### Your objective
In the listing that follows, how many lines contain the string "screenshot"? Provide only the number.
START Information shown
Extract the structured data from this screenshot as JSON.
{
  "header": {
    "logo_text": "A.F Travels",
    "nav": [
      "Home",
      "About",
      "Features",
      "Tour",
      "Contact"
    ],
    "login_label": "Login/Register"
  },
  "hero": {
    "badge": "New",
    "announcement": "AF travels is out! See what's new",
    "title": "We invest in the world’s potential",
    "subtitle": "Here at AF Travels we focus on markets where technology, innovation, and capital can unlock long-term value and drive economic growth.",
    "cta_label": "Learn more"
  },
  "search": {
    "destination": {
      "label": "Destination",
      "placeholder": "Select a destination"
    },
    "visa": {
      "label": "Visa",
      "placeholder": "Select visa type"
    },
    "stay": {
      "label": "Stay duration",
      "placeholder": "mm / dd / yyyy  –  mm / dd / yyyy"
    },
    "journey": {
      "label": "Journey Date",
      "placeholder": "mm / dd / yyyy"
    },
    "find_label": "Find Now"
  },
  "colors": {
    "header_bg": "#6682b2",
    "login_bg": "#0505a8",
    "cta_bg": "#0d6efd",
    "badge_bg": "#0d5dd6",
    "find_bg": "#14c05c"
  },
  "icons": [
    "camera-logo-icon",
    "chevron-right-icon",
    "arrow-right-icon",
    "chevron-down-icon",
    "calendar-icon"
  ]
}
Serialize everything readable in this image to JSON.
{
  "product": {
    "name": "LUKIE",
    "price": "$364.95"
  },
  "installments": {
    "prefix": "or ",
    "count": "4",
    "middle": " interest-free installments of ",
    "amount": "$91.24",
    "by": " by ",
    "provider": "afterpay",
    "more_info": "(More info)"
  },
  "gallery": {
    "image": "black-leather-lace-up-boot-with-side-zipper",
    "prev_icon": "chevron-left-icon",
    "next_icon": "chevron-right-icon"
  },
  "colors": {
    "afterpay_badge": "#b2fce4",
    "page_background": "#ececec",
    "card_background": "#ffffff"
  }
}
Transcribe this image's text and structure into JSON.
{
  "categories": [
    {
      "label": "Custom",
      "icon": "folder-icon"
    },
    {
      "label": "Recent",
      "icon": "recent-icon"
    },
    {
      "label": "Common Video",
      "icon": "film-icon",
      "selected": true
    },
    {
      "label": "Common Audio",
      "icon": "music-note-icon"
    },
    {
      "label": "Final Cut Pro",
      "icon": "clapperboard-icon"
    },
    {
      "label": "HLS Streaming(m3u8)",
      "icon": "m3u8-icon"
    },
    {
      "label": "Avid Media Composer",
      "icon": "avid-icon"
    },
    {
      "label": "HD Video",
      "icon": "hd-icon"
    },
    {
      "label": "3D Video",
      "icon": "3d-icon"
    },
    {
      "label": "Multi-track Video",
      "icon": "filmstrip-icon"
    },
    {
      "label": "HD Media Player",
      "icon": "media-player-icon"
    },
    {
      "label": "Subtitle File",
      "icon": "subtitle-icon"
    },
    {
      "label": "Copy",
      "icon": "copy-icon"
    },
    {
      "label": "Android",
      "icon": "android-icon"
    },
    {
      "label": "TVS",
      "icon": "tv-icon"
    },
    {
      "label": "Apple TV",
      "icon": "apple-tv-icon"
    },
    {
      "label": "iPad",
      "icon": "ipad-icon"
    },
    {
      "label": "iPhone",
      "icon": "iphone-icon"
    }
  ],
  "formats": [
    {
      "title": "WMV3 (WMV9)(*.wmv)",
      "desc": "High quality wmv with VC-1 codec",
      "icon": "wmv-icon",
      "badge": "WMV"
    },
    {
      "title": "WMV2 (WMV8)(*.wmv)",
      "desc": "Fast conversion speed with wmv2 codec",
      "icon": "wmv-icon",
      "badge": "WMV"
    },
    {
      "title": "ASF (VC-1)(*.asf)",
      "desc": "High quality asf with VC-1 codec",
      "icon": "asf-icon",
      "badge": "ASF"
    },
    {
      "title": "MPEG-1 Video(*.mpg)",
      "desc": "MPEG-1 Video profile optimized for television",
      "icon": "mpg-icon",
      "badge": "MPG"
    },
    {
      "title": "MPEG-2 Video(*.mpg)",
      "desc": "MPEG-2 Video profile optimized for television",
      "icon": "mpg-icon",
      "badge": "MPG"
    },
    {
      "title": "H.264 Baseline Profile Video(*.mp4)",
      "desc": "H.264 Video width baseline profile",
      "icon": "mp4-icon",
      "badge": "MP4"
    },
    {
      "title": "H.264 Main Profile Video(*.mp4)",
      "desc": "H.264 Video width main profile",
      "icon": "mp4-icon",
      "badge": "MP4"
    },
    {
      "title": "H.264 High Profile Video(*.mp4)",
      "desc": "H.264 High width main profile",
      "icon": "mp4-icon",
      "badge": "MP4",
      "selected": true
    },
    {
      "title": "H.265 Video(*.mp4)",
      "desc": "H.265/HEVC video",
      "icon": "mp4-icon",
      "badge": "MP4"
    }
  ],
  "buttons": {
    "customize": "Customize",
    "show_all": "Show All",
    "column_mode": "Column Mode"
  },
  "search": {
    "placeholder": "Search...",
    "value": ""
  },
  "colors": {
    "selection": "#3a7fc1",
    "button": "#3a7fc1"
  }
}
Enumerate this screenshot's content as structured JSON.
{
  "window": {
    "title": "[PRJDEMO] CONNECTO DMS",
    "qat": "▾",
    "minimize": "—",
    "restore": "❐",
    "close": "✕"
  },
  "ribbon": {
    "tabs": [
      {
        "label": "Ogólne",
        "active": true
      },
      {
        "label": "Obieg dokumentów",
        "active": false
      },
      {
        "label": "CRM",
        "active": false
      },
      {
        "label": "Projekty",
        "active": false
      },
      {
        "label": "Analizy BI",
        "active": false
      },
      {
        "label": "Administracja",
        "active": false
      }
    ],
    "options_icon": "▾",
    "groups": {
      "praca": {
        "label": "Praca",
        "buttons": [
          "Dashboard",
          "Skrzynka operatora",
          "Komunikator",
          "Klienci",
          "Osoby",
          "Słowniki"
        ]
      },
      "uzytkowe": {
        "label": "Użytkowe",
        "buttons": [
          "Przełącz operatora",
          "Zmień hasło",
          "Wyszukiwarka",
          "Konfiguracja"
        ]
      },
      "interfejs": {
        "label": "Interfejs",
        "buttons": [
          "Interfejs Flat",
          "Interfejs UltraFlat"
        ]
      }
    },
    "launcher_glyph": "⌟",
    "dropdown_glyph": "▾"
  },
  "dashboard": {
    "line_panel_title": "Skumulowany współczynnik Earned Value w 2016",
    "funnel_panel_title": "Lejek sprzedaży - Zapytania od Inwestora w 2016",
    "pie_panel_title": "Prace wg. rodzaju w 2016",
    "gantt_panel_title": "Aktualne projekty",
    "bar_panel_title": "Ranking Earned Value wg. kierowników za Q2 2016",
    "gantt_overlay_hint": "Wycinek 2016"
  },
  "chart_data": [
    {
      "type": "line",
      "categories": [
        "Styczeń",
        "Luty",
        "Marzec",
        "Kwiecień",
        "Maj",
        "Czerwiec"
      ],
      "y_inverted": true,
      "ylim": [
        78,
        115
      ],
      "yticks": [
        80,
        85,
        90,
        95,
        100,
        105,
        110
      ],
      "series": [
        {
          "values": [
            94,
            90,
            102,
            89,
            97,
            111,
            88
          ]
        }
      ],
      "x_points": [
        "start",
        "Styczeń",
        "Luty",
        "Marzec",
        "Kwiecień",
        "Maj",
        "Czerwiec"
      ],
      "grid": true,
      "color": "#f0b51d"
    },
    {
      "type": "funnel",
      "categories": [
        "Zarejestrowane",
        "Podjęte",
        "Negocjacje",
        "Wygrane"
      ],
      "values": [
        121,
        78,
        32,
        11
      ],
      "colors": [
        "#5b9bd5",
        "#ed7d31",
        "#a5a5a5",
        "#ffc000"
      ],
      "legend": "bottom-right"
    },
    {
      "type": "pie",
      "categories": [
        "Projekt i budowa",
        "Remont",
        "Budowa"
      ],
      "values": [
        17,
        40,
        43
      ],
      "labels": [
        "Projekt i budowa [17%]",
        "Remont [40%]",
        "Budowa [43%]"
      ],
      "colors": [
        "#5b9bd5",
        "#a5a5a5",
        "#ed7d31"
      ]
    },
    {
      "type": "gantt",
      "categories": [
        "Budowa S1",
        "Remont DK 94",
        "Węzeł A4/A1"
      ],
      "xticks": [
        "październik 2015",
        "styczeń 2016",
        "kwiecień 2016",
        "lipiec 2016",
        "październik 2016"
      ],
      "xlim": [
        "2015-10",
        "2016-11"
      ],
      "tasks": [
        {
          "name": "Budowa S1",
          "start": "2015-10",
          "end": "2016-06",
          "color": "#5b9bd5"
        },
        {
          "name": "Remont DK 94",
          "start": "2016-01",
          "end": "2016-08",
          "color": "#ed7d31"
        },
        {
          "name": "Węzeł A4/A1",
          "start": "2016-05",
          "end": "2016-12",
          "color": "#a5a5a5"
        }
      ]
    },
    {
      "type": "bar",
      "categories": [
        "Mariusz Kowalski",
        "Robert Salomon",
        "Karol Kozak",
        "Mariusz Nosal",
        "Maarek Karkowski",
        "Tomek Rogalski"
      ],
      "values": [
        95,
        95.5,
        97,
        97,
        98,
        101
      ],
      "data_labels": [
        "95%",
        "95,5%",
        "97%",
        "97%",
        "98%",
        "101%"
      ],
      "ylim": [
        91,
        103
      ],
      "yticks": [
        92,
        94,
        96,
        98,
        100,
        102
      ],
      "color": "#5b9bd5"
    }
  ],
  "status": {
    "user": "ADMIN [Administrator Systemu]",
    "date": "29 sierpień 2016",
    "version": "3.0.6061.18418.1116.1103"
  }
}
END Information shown
### Problem solution
2